Frisells encounters with such Malian musicians as singer and guitarist Boubacar Traore and percussionist Sidiki Camara, who has played with many of Malis most renowned performers, left him eager to further explore the commonalities of African and American roots musics. His Nonesuch recording, The Intercontinentals, is fresh evidence of those impulses. In late 2001, Frisell assembled an intriguing quartet consisting of Brazilian composer, singer, guitarist and percussionist Vinicius CantuÃ¡ria, Greek-Macedonian musician Christos Govetas on oud, bouzouki and vocals and Malis Camara on percussion and vocals. The debut concerts at Seattle’s Earshot Festival created quite a stir. Downbeat described the group’s music as possessing “fine webs of guitar interlacings, swaying momentum, dense textures and rhythmic urgency.” The group was soon expanded to include Greg Leisz (on pedal steel and various slide guitars) and Scheinman (violin). In May and September 2002, the album was recorded in Seattle and San Francisco with producer Lee Townsend and engineer Tucker Martine for release in April, 2003. The material consists of all-new Frisell compositions plus songs by Boubacar Traore, Cantuaria, Gilberto Gil and Govetas. It is an album that combines Frisells own brand of American roots music and his unmistakable improvisational style with the influences of Brazilian, Greek and Malian sounds.

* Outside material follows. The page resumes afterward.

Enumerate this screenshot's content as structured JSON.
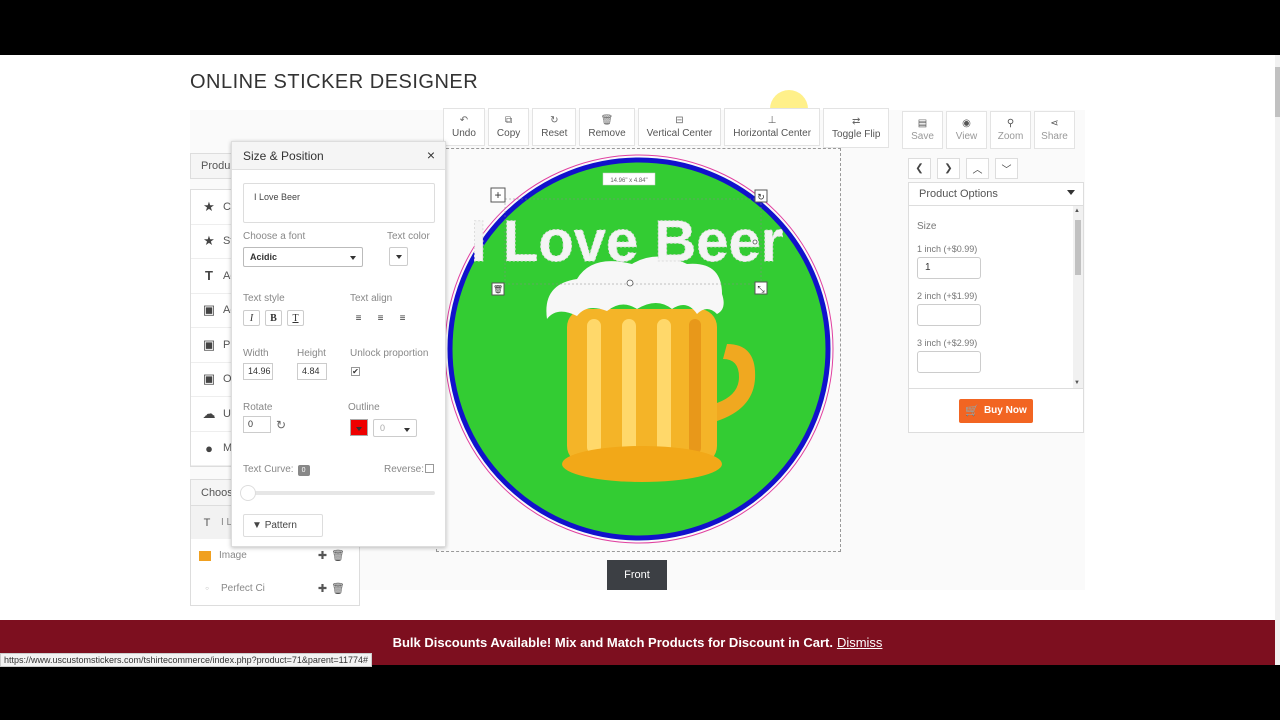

Other recent projects include a Burt Bacharach – Elvis Costello CD, The Sweetest Punch, on Decca which features Frisell’s arrangements of the same 12 tunes Elvis and Burt recorded together on their pop record for Mercury, Painted From Memory. The record was produced by Lee Townsend and features Bill on guitar, Viktor Krauss on bass, Brian Blade on drums and a horn section comprised of Curtis Fowlkes on trombone, Ron Miles on trumpet, Don Byron on clarinet and Billy Drewes on saxophone. Cassandra Wilson and Elvis Costello lend vocals to a couple of tracks.
In September 1998 Nonesuch released a duo recording of jazz standards by Frisell and labelmate pianist Fred Hersch entitled Songs We Know.
Downbeat’s 1998 Critic’s poll awarded Bill’s Nashville “Album Of The Year,” and Bill himself, “Guitarist Of The Year” in both 1998 and 1999. His Quartet won the German equivalent of a Grammy, the prestigious Deutsche Schallplatten Preis. Meanwhile at the Annual Jazz Awards in New York City, the Jazz Journalists Association and the Knitting Factory honored him with the Award for “Guitarist of the Year” in both 1998 and 1999.
Moviegoers will hear Frisell playing alongside Bono, Brian Eno, John Hassell and Daniel Lanois on the soundtrack of Wim Wenders’ film, Million Dollar Hotel, starring Mel Gibson with a screenplay by Bono. He also composed and recorded original soundtrack music for four recent productions, including American Hollow, an HBO documentary special by Rory Kennedy about an Appalachian family, a public radio program about the human genome called The DNA Files, the music for two Gus Van Zant films – Finding Forrester and the remake of Psycho – and the music for Gary Larson’s second animated television project “Tales From The Far Side II.”
Here is a timeline of lesser known important musical events leading up to the time when Bill Frisell began to record more extensively in the 80’s. This is not meant to be a complete biography – Bill used his not so good memory for most of this. It may not be completely accurate but should give a pretty good approximation.